By H.P. Lovecraft
H.P. Lovecraft is undoubtedly the most significant writer of horror fiction to come out of the pulps, if not the most significant horror writer of his generation. Even so, the magazines he wrote for rejected many of his best stories. Although he is often imitated, few have been able to create the cosmic fear his literary theory called for.
The Best of H.P. Lovecraft brings together his most developed stories of what is often called “the Mythos”. They range from the very simple and effective “Pickman’s Model” (a story about just where a certain artist derives his inspiration) to the complex and far-reaching implications of “The Call of Cthulhu” where all of the history of life on this planet is called into question.

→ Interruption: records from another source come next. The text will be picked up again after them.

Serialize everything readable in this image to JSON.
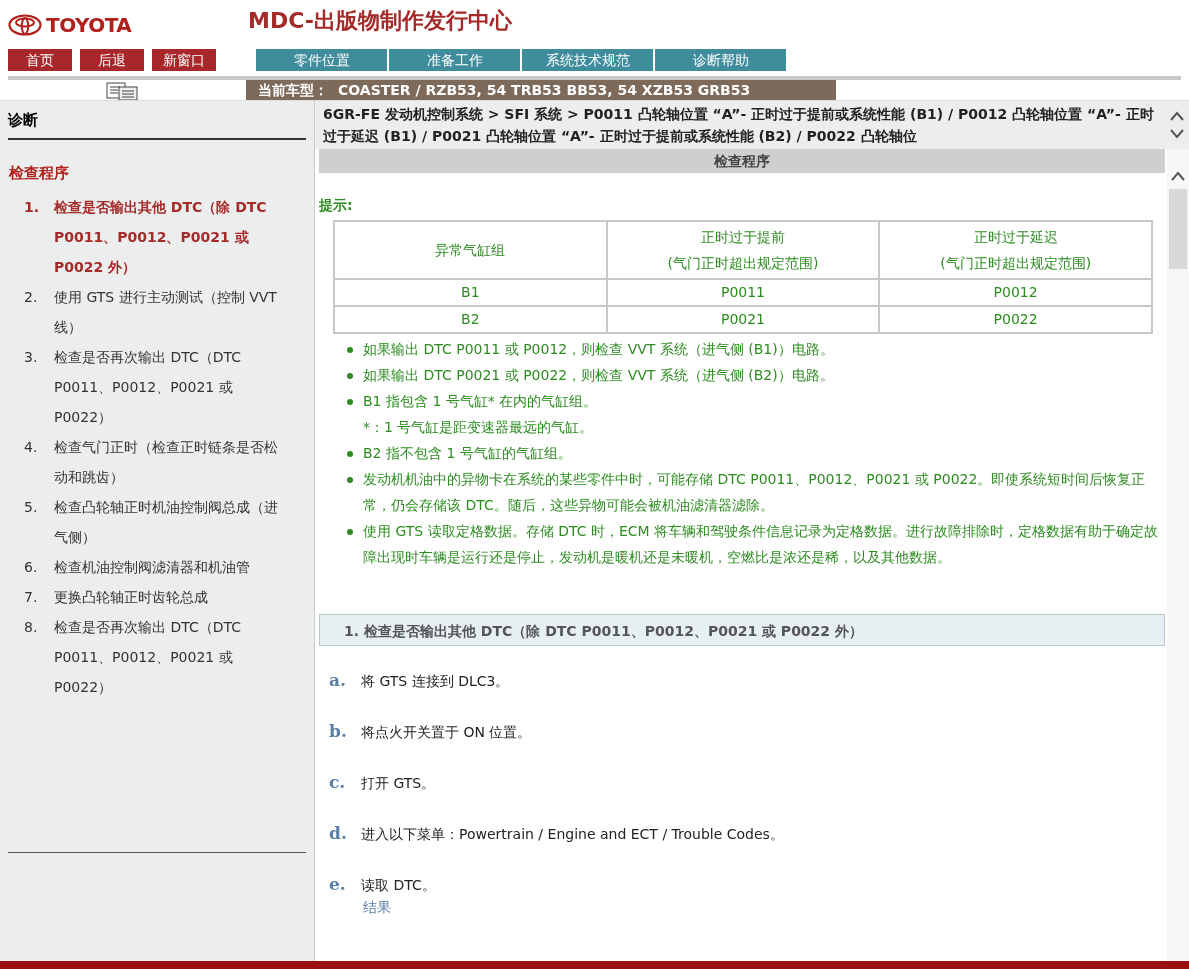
{
  "header": {
    "logo": "TOYOTA",
    "title": "MDC-出版物制作发行中心",
    "nav_buttons": [
      "首页",
      "后退",
      "新窗口"
    ],
    "tabs": [
      {
        "label": "零件位置",
        "selected": false
      },
      {
        "label": "准备工作",
        "selected": false
      },
      {
        "label": "系统技术规范",
        "selected": false
      },
      {
        "label": "诊断帮助",
        "selected": false
      }
    ],
    "model_bar": {
      "label": "当前车型：",
      "value": "COASTER / RZB53, 54 TRB53 BB53, 54 XZB53 GRB53"
    }
  },
  "sidebar": {
    "heading": "诊断",
    "section": "检查程序",
    "steps": [
      {
        "number": "1.",
        "text": "检查是否输出其他 DTC（除 DTC P0011、P0012、P0021 或 P0022 外）",
        "selected": true
      },
      {
        "number": "2.",
        "text": "使用 GTS 进行主动测试（控制 VVT 线）",
        "selected": false
      },
      {
        "number": "3.",
        "text": "检查是否再次输出 DTC（DTC P0011、P0012、P0021 或 P0022）",
        "selected": false
      },
      {
        "number": "4.",
        "text": "检查气门正时（检查正时链条是否松动和跳齿）",
        "selected": false
      },
      {
        "number": "5.",
        "text": "检查凸轮轴正时机油控制阀总成（进气侧）",
        "selected": false
      },
      {
        "number": "6.",
        "text": "检查机油控制阀滤清器和机油管",
        "selected": false
      },
      {
        "number": "7.",
        "text": "更换凸轮轴正时齿轮总成",
        "selected": false
      },
      {
        "number": "8.",
        "text": "检查是否再次输出 DTC（DTC P0011、P0012、P0021 或 P0022）",
        "selected": false
      }
    ]
  },
  "breadcrumb": "6GR-FE 发动机控制系统 > SFI 系统 > P0011 凸轮轴位置 “A”- 正时过于提前或系统性能 (B1) / P0012 凸轮轴位置 “A”- 正时过于延迟 (B1) / P0021 凸轮轴位置 “A”- 正时过于提前或系统性能 (B2) / P0022 凸轮轴位",
  "content": {
    "section_title": "检查程序",
    "hint_label": "提示:",
    "table": {
      "columns": [
        {
          "title": "异常气缸组"
        },
        {
          "title": "正时过于提前",
          "subtitle": "(气门正时超出规定范围)"
        },
        {
          "title": "正时过于延迟",
          "subtitle": "(气门正时超出规定范围)"
        }
      ],
      "rows": [
        [
          "B1",
          "P0011",
          "P0012"
        ],
        [
          "B2",
          "P0021",
          "P0022"
        ]
      ]
    },
    "bullets": [
      {
        "text": "如果输出 DTC P0011 或 P0012，则检查 VVT 系统（进气侧 (B1)）电路。"
      },
      {
        "text": "如果输出 DTC P0021 或 P0022，则检查 VVT 系统（进气侧 (B2)）电路。"
      },
      {
        "text": "B1 指包含 1 号气缸* 在内的气缸组。",
        "note": "*：1 号气缸是距变速器最远的气缸。"
      },
      {
        "text": "B2 指不包含 1 号气缸的气缸组。"
      },
      {
        "text": "发动机机油中的异物卡在系统的某些零件中时，可能存储 DTC P0011、P0012、P0021 或 P0022。即使系统短时间后恢复正常，仍会存储该 DTC。随后，这些异物可能会被机油滤清器滤除。"
      },
      {
        "text": "使用 GTS 读取定格数据。存储 DTC 时，ECM 将车辆和驾驶条件信息记录为定格数据。进行故障排除时，定格数据有助于确定故障出现时车辆是运行还是停止，发动机是暖机还是未暖机，空燃比是浓还是稀，以及其他数据。"
      }
    ],
    "step_heading": "1. 检查是否输出其他 DTC（除 DTC P0011、P0012、P0021 或 P0022 外）",
    "substeps": [
      {
        "letter": "a.",
        "text": "将 GTS 连接到 DLC3。"
      },
      {
        "letter": "b.",
        "text": "将点火开关置于 ON 位置。"
      },
      {
        "letter": "c.",
        "text": "打开 GTS。"
      },
      {
        "letter": "d.",
        "text": "进入以下菜单：Powertrain / Engine and ECT / Trouble Codes。"
      },
      {
        "letter": "e.",
        "text": "读取 DTC。"
      }
    ],
    "result_link": "结果"
  }
}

“The Dunwich Horror” and “The Shadow Over Innsmouth” bring the nightmare of miscegenation with non-human entities home to the tidy New England countryside with chilling effect. “The Shadow Out of Time” is in some ways less a horror story than a science fiction “secret history” that reaches deep into pre-history to relate the rise and fall of undreamed of star-travelling races. “The Colour Out of Space” is also science fiction, but in a more truly horrific vein. It relates the strange doom that overtakes an isolated farm family when a meteor strikes their farm.
The title is a bit of a misnomer, not that any of these tales are a bit less than the best, it is simly that I think a few of his best works were left out. Only “The Silver Key” represents his Dreamlands tales. I’d put my money of “The Dream Quest of Unknown Kadath” as not just one of Lovecraft’s best stories, but as one of the best fantasy short stories of all-time.
If you want to see just why Lovecraft is still remembered nearly seventy years after his passing, then read The Best of H.P. Lovecraft.